-- Opening Marker --

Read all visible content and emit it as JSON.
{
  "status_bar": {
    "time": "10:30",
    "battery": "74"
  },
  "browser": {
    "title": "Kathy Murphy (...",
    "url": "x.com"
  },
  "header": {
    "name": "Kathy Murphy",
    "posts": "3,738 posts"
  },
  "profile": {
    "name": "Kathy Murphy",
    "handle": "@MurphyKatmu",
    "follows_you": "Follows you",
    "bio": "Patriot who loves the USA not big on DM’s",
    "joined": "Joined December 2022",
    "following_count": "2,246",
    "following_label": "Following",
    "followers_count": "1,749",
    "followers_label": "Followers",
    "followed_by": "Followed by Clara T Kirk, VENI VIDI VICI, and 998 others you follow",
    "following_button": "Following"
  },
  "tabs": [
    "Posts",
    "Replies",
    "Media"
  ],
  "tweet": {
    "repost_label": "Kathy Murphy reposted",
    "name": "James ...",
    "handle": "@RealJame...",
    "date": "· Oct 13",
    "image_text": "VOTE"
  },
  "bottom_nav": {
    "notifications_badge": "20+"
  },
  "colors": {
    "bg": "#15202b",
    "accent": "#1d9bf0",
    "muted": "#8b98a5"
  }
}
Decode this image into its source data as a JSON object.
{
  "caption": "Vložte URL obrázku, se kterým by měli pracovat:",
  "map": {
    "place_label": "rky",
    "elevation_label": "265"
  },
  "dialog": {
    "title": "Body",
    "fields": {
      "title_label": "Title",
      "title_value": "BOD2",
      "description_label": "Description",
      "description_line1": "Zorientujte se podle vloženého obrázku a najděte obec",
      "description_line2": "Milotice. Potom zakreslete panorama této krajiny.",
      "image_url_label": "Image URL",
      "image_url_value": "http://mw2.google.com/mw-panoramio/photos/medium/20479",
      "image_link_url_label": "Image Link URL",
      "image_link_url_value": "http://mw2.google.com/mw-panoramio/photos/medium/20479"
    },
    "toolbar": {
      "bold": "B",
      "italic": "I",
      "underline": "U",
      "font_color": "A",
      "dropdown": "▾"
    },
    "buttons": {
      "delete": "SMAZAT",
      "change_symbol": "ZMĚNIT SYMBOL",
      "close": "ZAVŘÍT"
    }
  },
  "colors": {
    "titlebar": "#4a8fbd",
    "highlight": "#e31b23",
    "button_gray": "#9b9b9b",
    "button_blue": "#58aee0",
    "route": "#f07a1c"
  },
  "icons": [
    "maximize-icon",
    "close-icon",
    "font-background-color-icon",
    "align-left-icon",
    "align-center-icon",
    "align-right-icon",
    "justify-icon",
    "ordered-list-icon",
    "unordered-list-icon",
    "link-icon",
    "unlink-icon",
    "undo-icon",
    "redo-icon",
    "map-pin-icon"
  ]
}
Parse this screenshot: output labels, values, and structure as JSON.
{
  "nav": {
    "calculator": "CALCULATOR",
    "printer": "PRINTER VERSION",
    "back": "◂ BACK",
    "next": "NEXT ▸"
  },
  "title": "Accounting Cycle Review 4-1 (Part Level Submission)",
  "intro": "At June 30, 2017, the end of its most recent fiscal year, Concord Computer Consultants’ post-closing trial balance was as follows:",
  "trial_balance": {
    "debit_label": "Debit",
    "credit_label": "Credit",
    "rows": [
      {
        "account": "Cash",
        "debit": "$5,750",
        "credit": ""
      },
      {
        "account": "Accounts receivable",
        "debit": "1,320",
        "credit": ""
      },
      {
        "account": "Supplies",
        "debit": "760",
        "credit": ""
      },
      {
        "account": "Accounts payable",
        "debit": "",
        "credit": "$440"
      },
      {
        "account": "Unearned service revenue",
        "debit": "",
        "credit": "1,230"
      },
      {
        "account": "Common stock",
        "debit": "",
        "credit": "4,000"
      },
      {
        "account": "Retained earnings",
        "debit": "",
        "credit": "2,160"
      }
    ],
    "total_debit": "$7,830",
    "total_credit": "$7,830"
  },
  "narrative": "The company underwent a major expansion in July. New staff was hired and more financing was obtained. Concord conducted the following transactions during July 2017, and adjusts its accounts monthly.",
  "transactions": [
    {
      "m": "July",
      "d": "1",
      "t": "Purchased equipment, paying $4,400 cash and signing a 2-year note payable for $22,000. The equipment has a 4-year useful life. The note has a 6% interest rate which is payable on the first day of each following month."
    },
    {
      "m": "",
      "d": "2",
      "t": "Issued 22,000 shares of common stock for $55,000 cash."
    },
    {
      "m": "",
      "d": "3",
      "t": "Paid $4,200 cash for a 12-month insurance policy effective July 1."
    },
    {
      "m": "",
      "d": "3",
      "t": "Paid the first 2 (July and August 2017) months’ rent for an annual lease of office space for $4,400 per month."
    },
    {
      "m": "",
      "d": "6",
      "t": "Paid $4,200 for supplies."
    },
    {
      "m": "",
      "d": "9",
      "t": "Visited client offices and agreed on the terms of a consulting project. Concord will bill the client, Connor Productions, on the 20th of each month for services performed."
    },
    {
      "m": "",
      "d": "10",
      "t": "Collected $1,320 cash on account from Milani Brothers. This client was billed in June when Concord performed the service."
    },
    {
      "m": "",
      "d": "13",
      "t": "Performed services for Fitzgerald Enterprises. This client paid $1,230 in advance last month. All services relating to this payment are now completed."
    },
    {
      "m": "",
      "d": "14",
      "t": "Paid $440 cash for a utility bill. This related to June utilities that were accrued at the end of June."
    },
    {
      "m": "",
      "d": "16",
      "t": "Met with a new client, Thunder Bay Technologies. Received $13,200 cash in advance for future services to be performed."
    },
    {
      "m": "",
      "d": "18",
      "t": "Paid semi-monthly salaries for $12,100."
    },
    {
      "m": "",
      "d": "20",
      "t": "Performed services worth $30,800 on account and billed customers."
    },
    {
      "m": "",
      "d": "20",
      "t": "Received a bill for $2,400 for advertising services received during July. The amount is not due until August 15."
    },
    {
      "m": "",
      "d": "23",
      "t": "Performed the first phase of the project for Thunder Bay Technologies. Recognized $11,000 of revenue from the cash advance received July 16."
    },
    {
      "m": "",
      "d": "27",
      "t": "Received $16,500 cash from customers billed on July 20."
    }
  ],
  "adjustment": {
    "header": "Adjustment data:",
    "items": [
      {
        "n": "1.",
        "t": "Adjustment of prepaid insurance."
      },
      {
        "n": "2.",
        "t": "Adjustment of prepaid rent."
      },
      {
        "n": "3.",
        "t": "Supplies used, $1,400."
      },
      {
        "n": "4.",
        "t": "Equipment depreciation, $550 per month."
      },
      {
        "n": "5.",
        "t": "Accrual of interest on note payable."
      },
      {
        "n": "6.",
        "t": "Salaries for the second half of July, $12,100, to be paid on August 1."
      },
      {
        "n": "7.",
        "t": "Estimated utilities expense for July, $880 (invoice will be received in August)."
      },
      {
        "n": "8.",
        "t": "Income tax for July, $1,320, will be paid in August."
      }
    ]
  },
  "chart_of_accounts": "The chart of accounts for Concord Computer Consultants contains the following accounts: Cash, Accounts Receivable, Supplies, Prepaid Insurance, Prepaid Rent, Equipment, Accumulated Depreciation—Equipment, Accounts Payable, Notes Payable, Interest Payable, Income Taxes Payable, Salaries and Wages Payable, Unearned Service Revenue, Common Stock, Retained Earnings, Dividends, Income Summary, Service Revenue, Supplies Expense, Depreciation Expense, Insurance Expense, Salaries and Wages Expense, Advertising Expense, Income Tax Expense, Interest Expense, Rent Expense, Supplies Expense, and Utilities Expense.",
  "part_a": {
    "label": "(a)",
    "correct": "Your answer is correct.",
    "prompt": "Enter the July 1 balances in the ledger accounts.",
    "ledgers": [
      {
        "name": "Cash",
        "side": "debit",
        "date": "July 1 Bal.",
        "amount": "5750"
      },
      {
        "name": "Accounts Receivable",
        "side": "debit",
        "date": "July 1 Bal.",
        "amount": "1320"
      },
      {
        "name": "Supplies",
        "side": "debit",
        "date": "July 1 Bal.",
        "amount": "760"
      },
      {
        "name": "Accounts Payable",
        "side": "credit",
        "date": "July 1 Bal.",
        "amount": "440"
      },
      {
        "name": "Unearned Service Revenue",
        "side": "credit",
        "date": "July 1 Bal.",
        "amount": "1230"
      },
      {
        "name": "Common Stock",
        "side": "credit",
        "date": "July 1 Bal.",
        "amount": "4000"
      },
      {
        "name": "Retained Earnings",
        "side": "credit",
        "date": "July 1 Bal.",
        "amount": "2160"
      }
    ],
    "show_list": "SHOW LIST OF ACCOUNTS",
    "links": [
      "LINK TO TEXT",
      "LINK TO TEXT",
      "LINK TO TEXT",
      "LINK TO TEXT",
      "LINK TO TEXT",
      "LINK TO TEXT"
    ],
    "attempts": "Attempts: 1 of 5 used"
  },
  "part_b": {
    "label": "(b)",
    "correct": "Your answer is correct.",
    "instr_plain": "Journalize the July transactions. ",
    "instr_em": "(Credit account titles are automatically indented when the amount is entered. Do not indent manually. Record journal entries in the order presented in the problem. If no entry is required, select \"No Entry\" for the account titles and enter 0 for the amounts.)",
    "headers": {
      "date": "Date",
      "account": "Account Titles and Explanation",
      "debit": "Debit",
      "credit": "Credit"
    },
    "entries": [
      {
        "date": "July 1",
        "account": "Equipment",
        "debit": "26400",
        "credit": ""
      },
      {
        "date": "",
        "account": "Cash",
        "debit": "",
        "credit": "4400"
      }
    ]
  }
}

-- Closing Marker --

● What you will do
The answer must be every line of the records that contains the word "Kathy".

● Response to this task
    "title": "Kathy Murphy (...",
    "name": "Kathy Murphy",
    "name": "Kathy Murphy",
    "repost_label": "Kathy Murphy reposted",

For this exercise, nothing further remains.